**WORK ITEM**
Look through the records below for lines containing the string "stats", and report how many there are, nothing else.

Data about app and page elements
---------------
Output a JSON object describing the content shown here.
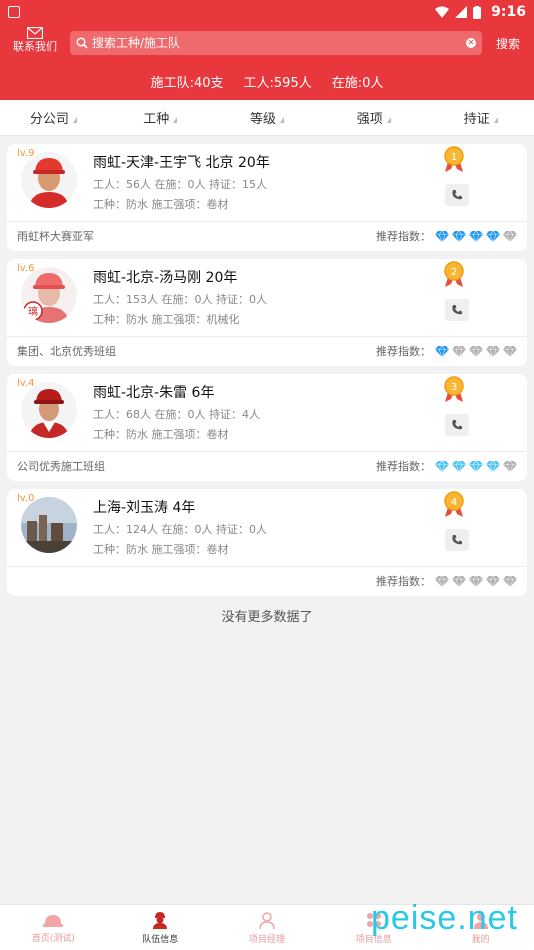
{
  "status_bar": {
    "time": "9:16"
  },
  "header": {
    "contact_label": "联系我们",
    "search_placeholder": "搜索工种/施工队",
    "search_button": "搜索"
  },
  "summary": {
    "teams": "施工队:40支",
    "workers": "工人:595人",
    "active": "在施:0人"
  },
  "filters": [
    "分公司",
    "工种",
    "等级",
    "强项",
    "持证"
  ],
  "teams": [
    {
      "level": "lv.9",
      "name": "雨虹-天津-王宇飞  北京 20年",
      "stats": "工人：56人 在施：0人 持证：15人",
      "skills": "工种：防水    施工强项：卷材",
      "honor": "雨虹杯大赛亚军",
      "rank": "1",
      "rec_label": "推荐指数：",
      "rating": 4,
      "gem_color": "#2196f3"
    },
    {
      "level": "lv.6",
      "name": "雨虹-北京-汤马刚   20年",
      "stats": "工人：153人 在施：0人 持证：0人",
      "skills": "工种：防水    施工强项：机械化",
      "honor": "集团、北京优秀班组",
      "rank": "2",
      "rec_label": "推荐指数：",
      "rating": 1,
      "gem_color": "#2196f3"
    },
    {
      "level": "lv.4",
      "name": "雨虹-北京-朱雷   6年",
      "stats": "工人：68人 在施：0人 持证：4人",
      "skills": "工种：防水    施工强项：卷材",
      "honor": "公司优秀施工班组",
      "rank": "3",
      "rec_label": "推荐指数：",
      "rating": 4,
      "gem_color": "#4fc3f7"
    },
    {
      "level": "lv.0",
      "name": "上海-刘玉涛   4年",
      "stats": "工人：124人 在施：0人 持证：0人",
      "skills": "工种：防水    施工强项：卷材",
      "honor": "",
      "rank": "4",
      "rec_label": "推荐指数：",
      "rating": 0,
      "gem_color": "#2196f3"
    }
  ],
  "no_more": "没有更多数据了",
  "tabbar": [
    {
      "label": "首页(测试)",
      "icon": "home-icon",
      "active": false
    },
    {
      "label": "队伍信息",
      "icon": "team-icon",
      "active": true
    },
    {
      "label": "项目经理",
      "icon": "manager-icon",
      "active": false
    },
    {
      "label": "项目信息",
      "icon": "project-icon",
      "active": false
    },
    {
      "label": "我的",
      "icon": "profile-icon",
      "active": false
    }
  ],
  "watermark": "peise.net",
  "colors": {
    "primary": "#e8383d",
    "gem_gray": "#b0b0b0",
    "level": "#f0973a",
    "watermark": "#28c8e8"
  }
}
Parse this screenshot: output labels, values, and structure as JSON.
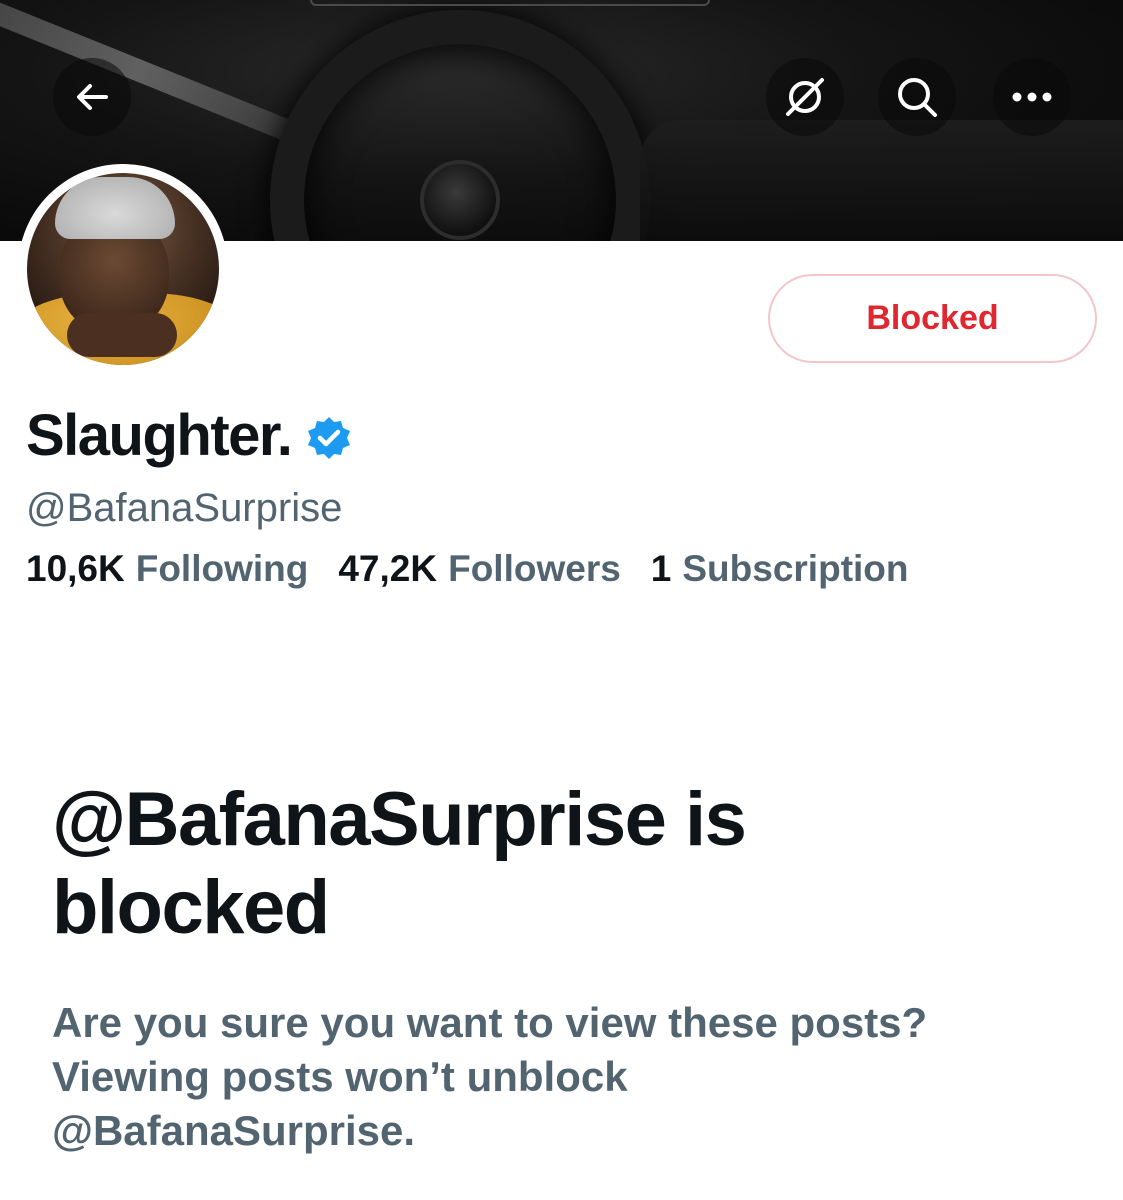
{
  "header": {
    "back_icon": "back-arrow-icon",
    "grok_icon": "grok-icon",
    "search_icon": "search-icon",
    "more_icon": "more-icon"
  },
  "profile": {
    "display_name": "Slaughter.",
    "verified": true,
    "handle": "@BafanaSurprise",
    "blocked_button_label": "Blocked",
    "stats": [
      {
        "value": "10,6K",
        "label": "Following"
      },
      {
        "value": "47,2K",
        "label": "Followers"
      },
      {
        "value": "1",
        "label": "Subscription"
      }
    ]
  },
  "notice": {
    "title": "@BafanaSurprise is blocked",
    "body_line1": "Are you sure you want to view these posts?",
    "body_line2": "Viewing posts won’t unblock",
    "body_line3": "@BafanaSurprise."
  },
  "colors": {
    "blocked_red": "#e0262f",
    "secondary_text": "#536471",
    "verified_blue": "#1d9bf0"
  }
}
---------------
**OUTPUT OF THE EXERCISE**
5